Picking and replenishment processes can use up to 70 percent of warehouses' operating costs, Motorola points out in its product announcement, and many are turning to handheld computers to boost employee productivity, improve overall business efficiency, and lower fulfillment costs. Motorola further points to its recent study, "Motorola Solutions' Future of Warehousing Survey," that predicts an overall increase through 2019 of multi-modal operation workflows. The study says usage of computer devices and products, such as the TekSpeech Pro, will increase 142 percent in the next five years.

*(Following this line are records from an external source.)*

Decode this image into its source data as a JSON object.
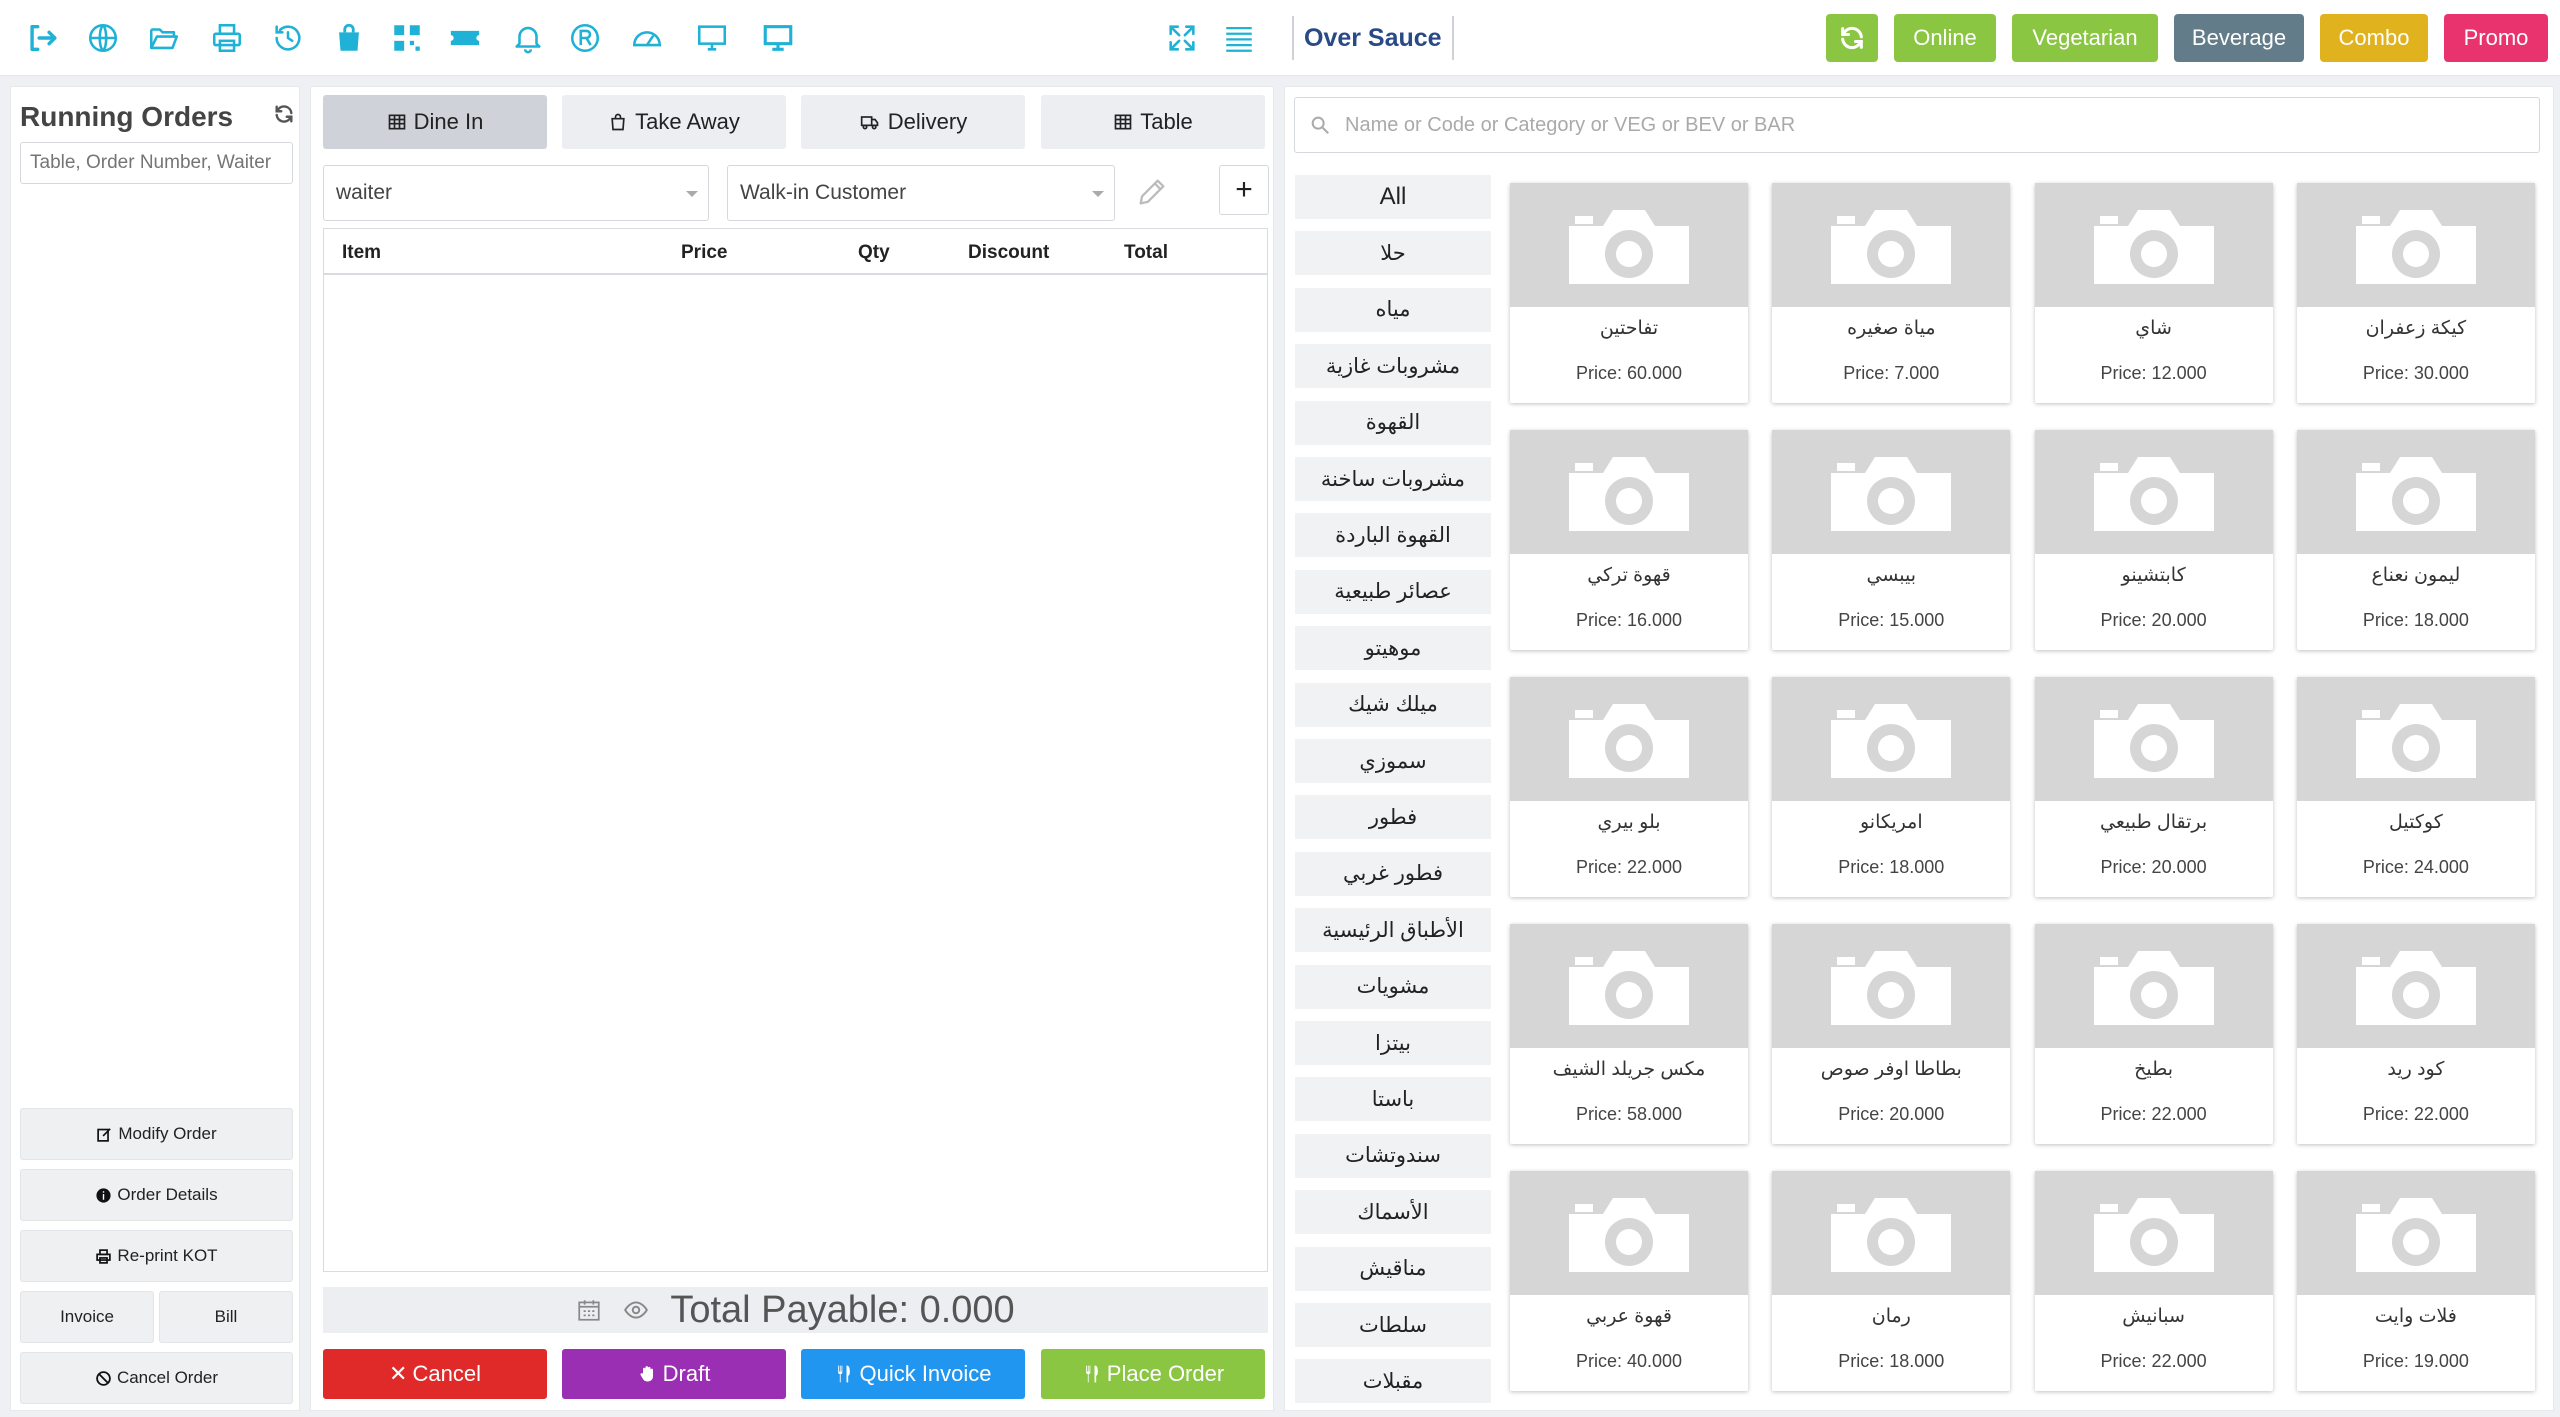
{
  "header": {
    "brand": "Over Sauce",
    "filters": [
      {
        "label": "Online",
        "color": "#8ac641"
      },
      {
        "label": "Vegetarian",
        "color": "#8ac641"
      },
      {
        "label": "Beverage",
        "color": "#637c8a"
      },
      {
        "label": "Combo",
        "color": "#e0b21e"
      },
      {
        "label": "Promo",
        "color": "#e8336e"
      }
    ],
    "refresh_color": "#8ac641"
  },
  "running_orders": {
    "title": "Running Orders",
    "search_placeholder": "Table, Order Number, Waiter",
    "buttons": {
      "modify": "Modify Order",
      "details": "Order Details",
      "reprint": "Re-print KOT",
      "invoice": "Invoice",
      "bill": "Bill",
      "cancel": "Cancel Order"
    }
  },
  "order": {
    "tabs": [
      "Dine In",
      "Take Away",
      "Delivery",
      "Table"
    ],
    "waiter": "waiter",
    "customer": "Walk-in Customer",
    "columns": [
      "Item",
      "Price",
      "Qty",
      "Discount",
      "Total"
    ],
    "total_payable": "Total Payable: 0.000",
    "actions": [
      {
        "label": "Cancel",
        "color": "#e02a2a"
      },
      {
        "label": "Draft",
        "color": "#9a2fb3"
      },
      {
        "label": "Quick Invoice",
        "color": "#2196f0"
      },
      {
        "label": "Place Order",
        "color": "#8ac641"
      }
    ]
  },
  "menu": {
    "search_placeholder": "Name or Code or Category or VEG or BEV or BAR",
    "categories": [
      "All",
      "حلا",
      "مياه",
      "مشروبات غازية",
      "القهوة",
      "مشروبات ساخنة",
      "القهوة الباردة",
      "عصائر طبيعية",
      "موهيتو",
      "ميلك شيك",
      "سموزي",
      "فطور",
      "فطور غربي",
      "الأطباق الرئيسية",
      "مشويات",
      "بيتزا",
      "باستا",
      "سندوتشات",
      "الأسماك",
      "مناقيش",
      "سلطات",
      "مقبلات"
    ],
    "products": [
      {
        "name": "تفاحتين",
        "price": "Price: 60.000"
      },
      {
        "name": "مياة صغيره",
        "price": "Price: 7.000"
      },
      {
        "name": "شاي",
        "price": "Price: 12.000"
      },
      {
        "name": "كيكة زعفران",
        "price": "Price: 30.000"
      },
      {
        "name": "قهوة تركي",
        "price": "Price: 16.000"
      },
      {
        "name": "بيبسي",
        "price": "Price: 15.000"
      },
      {
        "name": "كابتشينو",
        "price": "Price: 20.000"
      },
      {
        "name": "ليمون نعناع",
        "price": "Price: 18.000"
      },
      {
        "name": "بلو بيري",
        "price": "Price: 22.000"
      },
      {
        "name": "امريكانو",
        "price": "Price: 18.000"
      },
      {
        "name": "برتقال طبيعي",
        "price": "Price: 20.000"
      },
      {
        "name": "كوكتيل",
        "price": "Price: 24.000"
      },
      {
        "name": "مكس جريلد الشيف",
        "price": "Price: 58.000"
      },
      {
        "name": "بطاطا اوفر صوص",
        "price": "Price: 20.000"
      },
      {
        "name": "بطيخ",
        "price": "Price: 22.000"
      },
      {
        "name": "كود ريد",
        "price": "Price: 22.000"
      },
      {
        "name": "قهوة عربي",
        "price": "Price: 40.000"
      },
      {
        "name": "رمان",
        "price": "Price: 18.000"
      },
      {
        "name": "سبانيش",
        "price": "Price: 22.000"
      },
      {
        "name": "فلات وايت",
        "price": "Price: 19.000"
      }
    ]
  }
}
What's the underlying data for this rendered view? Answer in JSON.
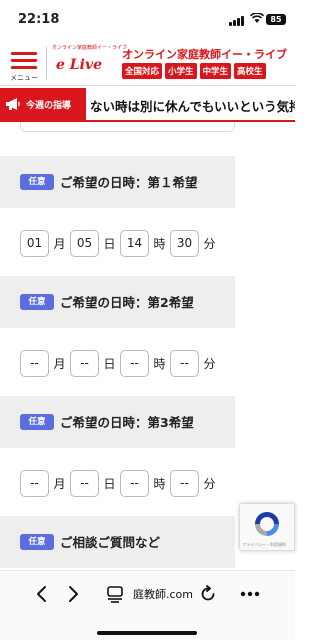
{
  "status": {
    "time": "22:18",
    "battery": "85"
  },
  "header": {
    "menu_label": "メニュー",
    "logo_small": "オンライン家庭教師イー・ライブ",
    "logo_text": "e Live",
    "brand": "オンライン家庭教師イー・ライブ",
    "tags": [
      "全国対応",
      "小学生",
      "中学生",
      "高校生"
    ]
  },
  "banner": {
    "tag": "今週の指導",
    "message": "ない時は別に休んでもいいという気持ち"
  },
  "sections": [
    {
      "badge": "任意",
      "title": "ご希望の日時：第１希望",
      "month": "01",
      "day": "05",
      "hour": "14",
      "minute": "30"
    },
    {
      "badge": "任意",
      "title": "ご希望の日時：第2希望",
      "month": "--",
      "day": "--",
      "hour": "--",
      "minute": "--"
    },
    {
      "badge": "任意",
      "title": "ご希望の日時：第3希望",
      "month": "--",
      "day": "--",
      "hour": "--",
      "minute": "--"
    },
    {
      "badge": "任意",
      "title": "ご相談ご質問など"
    }
  ],
  "units": {
    "month": "月",
    "day": "日",
    "hour": "時",
    "minute": "分"
  },
  "recaptcha": {
    "text": "プライバシー・利用規約"
  },
  "toolbar": {
    "url": "庭教師.com"
  },
  "colors": {
    "brand_red": "#d8161b",
    "badge_blue": "#5a6ee0",
    "section_bg": "#eeeeee"
  }
}
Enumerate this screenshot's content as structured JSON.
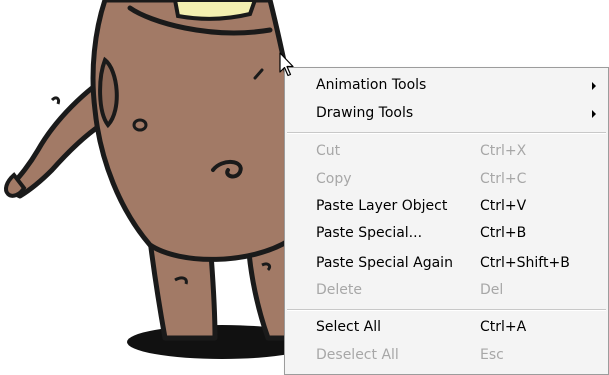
{
  "context_menu": {
    "items": [
      {
        "label": "Animation Tools",
        "shortcut": "",
        "submenu": true,
        "enabled": true
      },
      {
        "label": "Drawing Tools",
        "shortcut": "",
        "submenu": true,
        "enabled": true
      },
      {
        "label": "Cut",
        "shortcut": "Ctrl+X",
        "submenu": false,
        "enabled": false
      },
      {
        "label": "Copy",
        "shortcut": "Ctrl+C",
        "submenu": false,
        "enabled": false
      },
      {
        "label": "Paste Layer Object",
        "shortcut": "Ctrl+V",
        "submenu": false,
        "enabled": true
      },
      {
        "label": "Paste Special...",
        "shortcut": "Ctrl+B",
        "submenu": false,
        "enabled": true
      },
      {
        "label": "Paste Special Again",
        "shortcut": "Ctrl+Shift+B",
        "submenu": false,
        "enabled": true
      },
      {
        "label": "Delete",
        "shortcut": "Del",
        "submenu": false,
        "enabled": false
      },
      {
        "label": "Select All",
        "shortcut": "Ctrl+A",
        "submenu": false,
        "enabled": true
      },
      {
        "label": "Deselect All",
        "shortcut": "Esc",
        "submenu": false,
        "enabled": false
      }
    ]
  },
  "colors": {
    "character_fill": "#a27a66",
    "outline": "#1a1a1a",
    "menu_bg": "#f4f4f4",
    "disabled_text": "#a7a7a7",
    "eye_yellow": "#f4f0b0"
  }
}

TekSpeech Pro offers companies voice recognition in order to help them go multi-modal. Motorola's handheld computers can use the software directly out of the box and begin recognizing users' voice patterns immediately. The TekSpeech Pro requires no training and is able to detect voice commands that vary in accents and speeds. It is made to integrate with products warehouses already have installed, such as warehouse management systems and enterprise resource planning systems.
Pickers should be able to utilize their handheld computers to interface with a central control unit that will extend to them the names and locations of products. They can easily explain any commands they need to make with respect to their assigned products or duties without needing to take their hands or eyes off their work.
Similarly, anyone stocking inventory inside a warehouse can find himself able to communicate with his computer while lifting boxes and transporting goods either by hand or with the use of a forklift or dolly. Managers seeking to make changes to the system can also use TekSpeech Pro to interact with central servers to change business operating modes, start up and shut down various workflows, and issue commands to groups or individual employees.
Edited by Alisen Downey